JALPAN TEA is an aromatic beverage commonly prepared by pouring hot or boiling water over cured leaves of the Camellia sinensis, an evergreen shrub native to Asia. After water, it is the most widely consumed drink in the world. There are many different types of tea; some teas, like Darjeeling and Chinese greens, have a cooling, slightly bitter, and astringent flavour, while others have vastly different profiles that include sweet, nutty, floral or grassy notes.
It is originated in Southwest China, where it was used as a medicinal drink. It was popularized as a recreational drink during the Chinese Tang dynasty, and tea drinking spread to other East Asian countries. Portuguese priests and merchants introduced it to Europe during the 16th century. During the 17th century, drinking tea became fashionable among Britons, who started large-scale production and commercialization of the plant in India.
JALPAN TEA is the most widely consumed beverage in the world taking only second place to water. Over three million tonnes are grown annually for tea consumers worldwide. The tea plant is an evergreen shrub that provides us with black, white, yellow, and green tea as well as oolong and pu-erh tea. It is the leaves and leaf buds that are commonly used to produce the teas we enjoy. The difference in taste is how they are processed and how long the leaves are left on the shrub before harvesting. The tea plant can live anywhere between 30 and 50 years.
Although the tea plant is most often referred to as being an evergreen shrub, when left in the wild undisturbed it grows into a tree with a bowl-shaped canopy. The bark is rough and typically grey. The tea plant branches with alternate elliptical leaves that are leathery in texture.
The tea plant’s leaves are dark green with serrated edges, and a pointed tip. They are somewhat oval in shape and alternate. Most leaves tend to have a hairy underside and they usually grow to between 5 and 10 centimetres in length.
Tea leaves can be eaten and in some cases they are recommended to be eaten as opposed to making tea because the nutrient content is much higher when consumed as food. The flowers are edible as well. A clear golden-yellow edible oil resembling sasanqua oil is obtained from the seed (must be refined before ingested).
THE ASSAM PLANT also referred to as Camellia sinensis var. Assamica, is, in fact, can grow into a small tree if left unpruned. It’s leaves are thin, bright, and tend to have a tapering apex.
Over the years, as the complexity of tea production has increased, with rapid changes in the climate and growing market demand for tea across the world, many varietals of the tea plant have been developed. There is also the reason that there is high variability in tea seeds year after years, which does not allow for consistency.
DARJEELING TEA occupies a place of pride for the whole of India.
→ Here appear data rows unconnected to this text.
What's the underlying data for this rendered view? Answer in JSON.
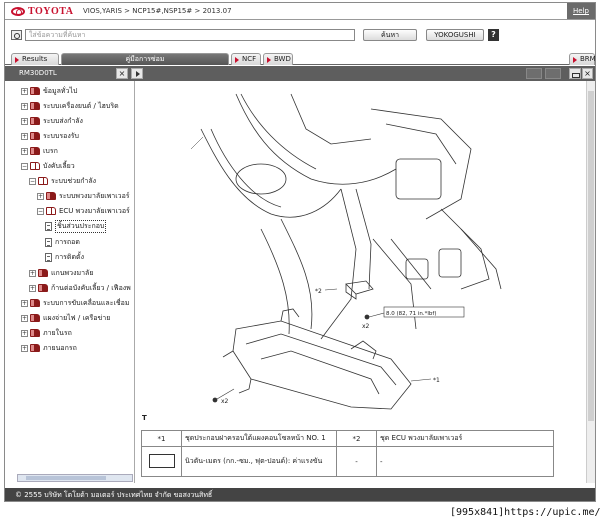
{
  "brand": {
    "name": "TOYOTA",
    "accent": "#c8102e"
  },
  "breadcrumb": "VIOS,YARIS > NCP15#,NSP15# > 2013.07",
  "help_label": "Help",
  "search": {
    "placeholder": "ใส่ข้อความที่ค้นหา",
    "button_label": "ค้นหา",
    "yokogushi_label": "YOKOGUSHI",
    "help_icon": "?"
  },
  "tabs": [
    {
      "label": "Results"
    },
    {
      "label": "คู่มือการซ่อม"
    },
    {
      "label": "NCF"
    },
    {
      "label": "BWD"
    },
    {
      "label": "BRM"
    }
  ],
  "toolbar": {
    "doc_id": "RM30D0TL",
    "close_glyph": "×"
  },
  "sidebar": {
    "items": [
      {
        "label": "ข้อมูลทั่วไป",
        "exp": "+",
        "icon": "book"
      },
      {
        "label": "ระบบเครื่องยนต์ / ไฮบริด",
        "exp": "+",
        "icon": "book"
      },
      {
        "label": "ระบบส่งกำลัง",
        "exp": "+",
        "icon": "book"
      },
      {
        "label": "ระบบรองรับ",
        "exp": "+",
        "icon": "book"
      },
      {
        "label": "เบรก",
        "exp": "+",
        "icon": "book"
      },
      {
        "label": "บังคับเลี้ยว",
        "exp": "−",
        "icon": "book-open"
      },
      {
        "label": "ระบบช่วยกำลัง",
        "exp": "−",
        "icon": "book-open"
      },
      {
        "label": "ระบบพวงมาลัยเพาเวอร์",
        "exp": "+",
        "icon": "book"
      },
      {
        "label": "ECU พวงมาลัยเพาเวอร์",
        "exp": "−",
        "icon": "book-open"
      },
      {
        "label": "ชิ้นส่วนประกอบ",
        "exp": "",
        "icon": "doc"
      },
      {
        "label": "การถอด",
        "exp": "",
        "icon": "doc"
      },
      {
        "label": "การติดตั้ง",
        "exp": "",
        "icon": "doc"
      },
      {
        "label": "แกนพวงมาลัย",
        "exp": "+",
        "icon": "book"
      },
      {
        "label": "ก้านต่อบังคับเลี้ยว / เฟืองพ",
        "exp": "+",
        "icon": "book"
      },
      {
        "label": "ระบบการขับเคลื่อนและเชื่อม",
        "exp": "+",
        "icon": "book"
      },
      {
        "label": "แผงจ่ายไฟ / เครือข่าย",
        "exp": "+",
        "icon": "book"
      },
      {
        "label": "ภายในรถ",
        "exp": "+",
        "icon": "book"
      },
      {
        "label": "ภายนอกรถ",
        "exp": "+",
        "icon": "book"
      }
    ]
  },
  "diagram": {
    "callouts": {
      "c1": "*1",
      "c2": "*2",
      "x2a": "x2",
      "x2b": "x2"
    },
    "torque": "8.0 (82, 71 in.*lbf)",
    "marker": "T"
  },
  "legend_table": {
    "row1": {
      "n1": "*1",
      "t1": "ชุดประกอบฝาครอบใต้แผงคอนโซลหน้า NO. 1",
      "n2": "*2",
      "t2": "ชุด ECU พวงมาลัยเพาเวอร์"
    },
    "row2": {
      "t1": "นิวตัน-เมตร (กก.-ซม., ฟุต-ปอนด์): ค่าแรงขัน",
      "n2": "-",
      "t2": "-"
    }
  },
  "footer": "© 2555 บริษัท โตโยต้า มอเตอร์ ประเทศไทย จำกัด ขอสงวนสิทธิ์",
  "watermark": "[995x841]https://upic.me/"
}
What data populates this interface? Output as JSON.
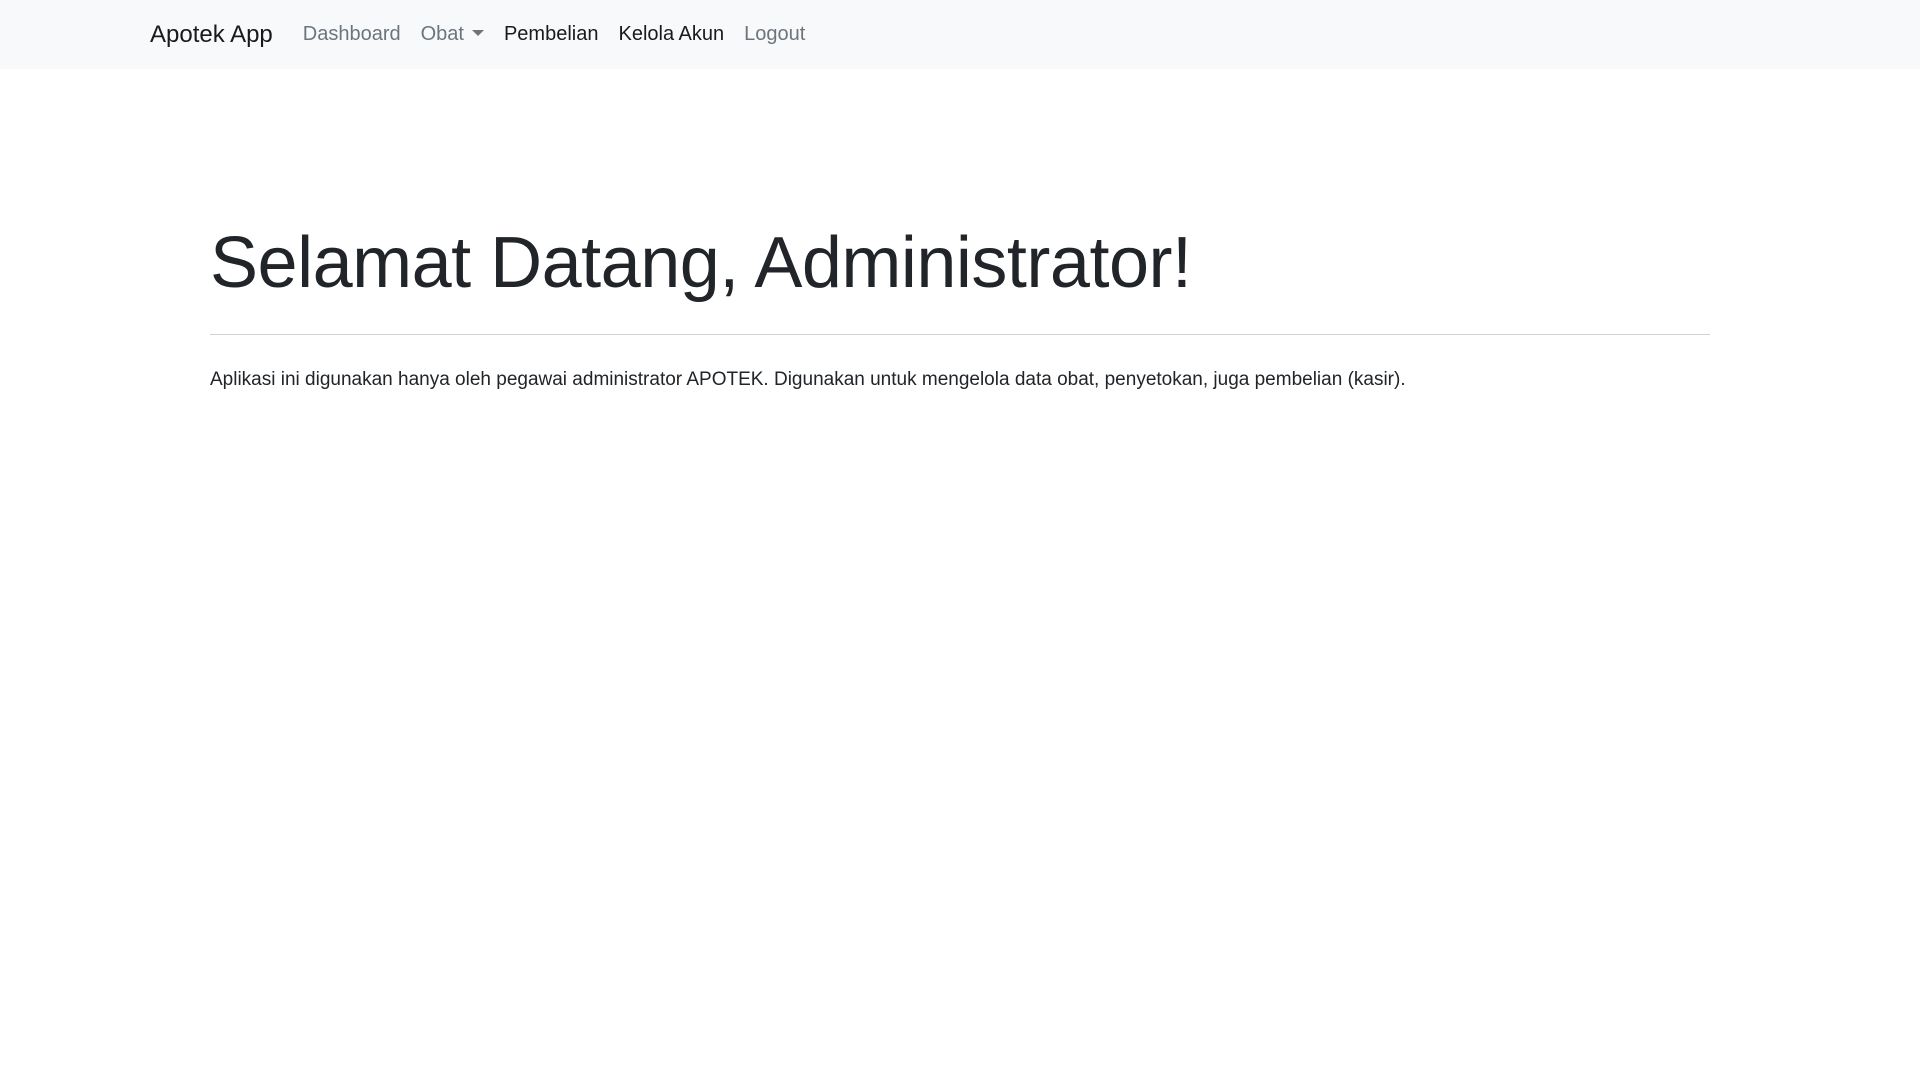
{
  "navbar": {
    "brand": "Apotek App",
    "links": [
      {
        "label": "Dashboard"
      },
      {
        "label": "Obat"
      },
      {
        "label": "Pembelian"
      },
      {
        "label": "Kelola Akun"
      },
      {
        "label": "Logout"
      }
    ]
  },
  "main": {
    "title": "Selamat Datang, Administrator!",
    "description": "Aplikasi ini digunakan hanya oleh pegawai administrator APOTEK. Digunakan untuk mengelola data obat, penyetokan, juga pembelian (kasir)."
  },
  "colors": {
    "navbar_bg": "#f8f9fa",
    "nav_muted": "#6c757d",
    "nav_active": "#1a1a1a",
    "text": "#212529"
  },
  "icons": {
    "dropdown": "chevron-down-icon"
  }
}
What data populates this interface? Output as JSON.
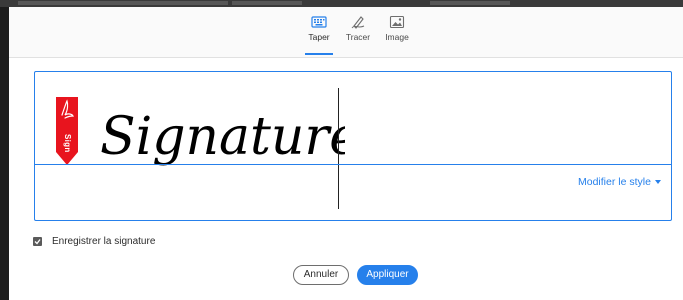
{
  "tabs": [
    {
      "label": "Taper",
      "icon": "keyboard-icon",
      "active": true
    },
    {
      "label": "Tracer",
      "icon": "pen-draw-icon",
      "active": false
    },
    {
      "label": "Image",
      "icon": "image-icon",
      "active": false
    }
  ],
  "signature": {
    "text": "Signature",
    "badge_label": "Sign",
    "modify_style_label": "Modifier le style"
  },
  "save_option": {
    "label": "Enregistrer la signature",
    "checked": true
  },
  "buttons": {
    "cancel_label": "Annuler",
    "apply_label": "Appliquer"
  },
  "colors": {
    "accent": "#2680eb",
    "badge": "#e8141e",
    "text": "#2c2c2c"
  }
}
The aroma and taste of Darjeeling orthodox tea is unparalleled in the world. There are a total of 78 tea estates in the hills which have been accorded the status for its produce, as Darjeeling Tea by the Tea Board of India.